Latest update: 29/06/2017

How chromosomes are formed

Chromosomes consist of the same succession of billions of nucleotides as our 'tangled DNA', but it has been 'cut' and arranged into two groups of 23 pieces. This is because at a particular moment in cell division – the metaphase - the DNAorganises itself into 46 chromosomes. 

We know this picture as our karyogram.

In each pair of chromosomes, one comes from the mother and one from the father.
All human chromosomes are made up of two arms, a short arm (p for petit) and a long arm (q), separated from each other by the centromere. At the end of the chromosomes are the telomeres.

In some chromosomes the p arm is so short that it can barely be seen. These are known as acrocentric chromosomes 13, 14, 15, 21 and 22.

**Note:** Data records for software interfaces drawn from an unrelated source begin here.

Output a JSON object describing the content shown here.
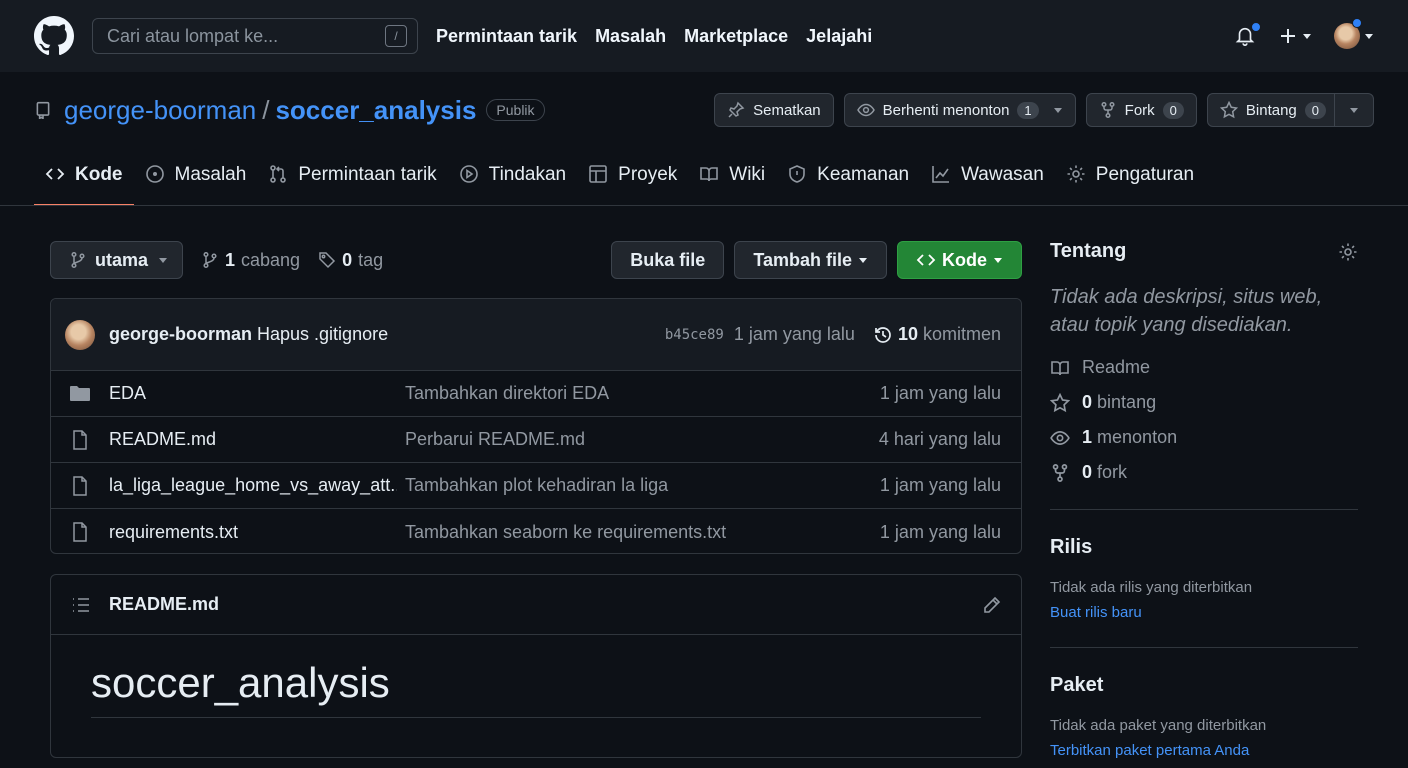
{
  "header": {
    "search_placeholder": "Cari atau lompat ke...",
    "slash_key": "/",
    "nav": [
      "Permintaan tarik",
      "Masalah",
      "Marketplace",
      "Jelajahi"
    ]
  },
  "repo": {
    "owner": "george-boorman",
    "separator": "/",
    "name": "soccer_analysis",
    "visibility": "Publik",
    "pin_label": "Sematkan",
    "watch_label": "Berhenti menonton",
    "watch_count": "1",
    "fork_label": "Fork",
    "fork_count": "0",
    "star_label": "Bintang",
    "star_count": "0"
  },
  "tabs": [
    "Kode",
    "Masalah",
    "Permintaan tarik",
    "Tindakan",
    "Proyek",
    "Wiki",
    "Keamanan",
    "Wawasan",
    "Pengaturan"
  ],
  "controls": {
    "branch": "utama",
    "branch_count": "1",
    "branch_label": "cabang",
    "tag_count": "0",
    "tag_label": "tag",
    "go_to_file": "Buka file",
    "add_file": "Tambah file",
    "code": "Kode"
  },
  "commit": {
    "user": "george-boorman",
    "message": "Hapus .gitignore",
    "sha": "b45ce89",
    "time": "1 jam yang lalu",
    "count": "10",
    "count_label": "komitmen"
  },
  "files": [
    {
      "name": "EDA",
      "type": "folder",
      "message": "Tambahkan direktori EDA",
      "time": "1 jam yang lalu"
    },
    {
      "name": "README.md",
      "type": "file",
      "message": "Perbarui README.md",
      "time": "4 hari yang lalu"
    },
    {
      "name": "la_liga_league_home_vs_away_att...",
      "type": "file",
      "message": "Tambahkan plot kehadiran la liga",
      "time": "1 jam yang lalu"
    },
    {
      "name": "requirements.txt",
      "type": "file",
      "message": "Tambahkan seaborn ke requirements.txt",
      "time": "1 jam yang lalu"
    }
  ],
  "readme": {
    "file_label": "README.md",
    "title": "soccer_analysis"
  },
  "sidebar": {
    "about_title": "Tentang",
    "description": "Tidak ada deskripsi, situs web, atau topik yang disediakan.",
    "readme": "Readme",
    "stars_count": "0",
    "stars_label": "bintang",
    "watching_count": "1",
    "watching_label": "menonton",
    "forks_count": "0",
    "forks_label": "fork",
    "releases_title": "Rilis",
    "no_releases": "Tidak ada rilis yang diterbitkan",
    "create_release": "Buat rilis baru",
    "packages_title": "Paket",
    "no_packages": "Tidak ada paket yang diterbitkan",
    "publish_package": "Terbitkan paket pertama Anda"
  },
  "colors": {
    "background": "#0d1117",
    "header": "#161b22",
    "link": "#4493f8",
    "green_button": "#238636",
    "active_tab": "#f78166",
    "notification_dot": "#2f81f7"
  }
}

The first 22 pairs of chromosomes are homologous: they have the same structure, but that does not mean that they contain the same information. We call these body-defining or autosomal and they are numbered from largest to smallest.
The 23rd pair determines our gender: XY for a man, XX for a woman.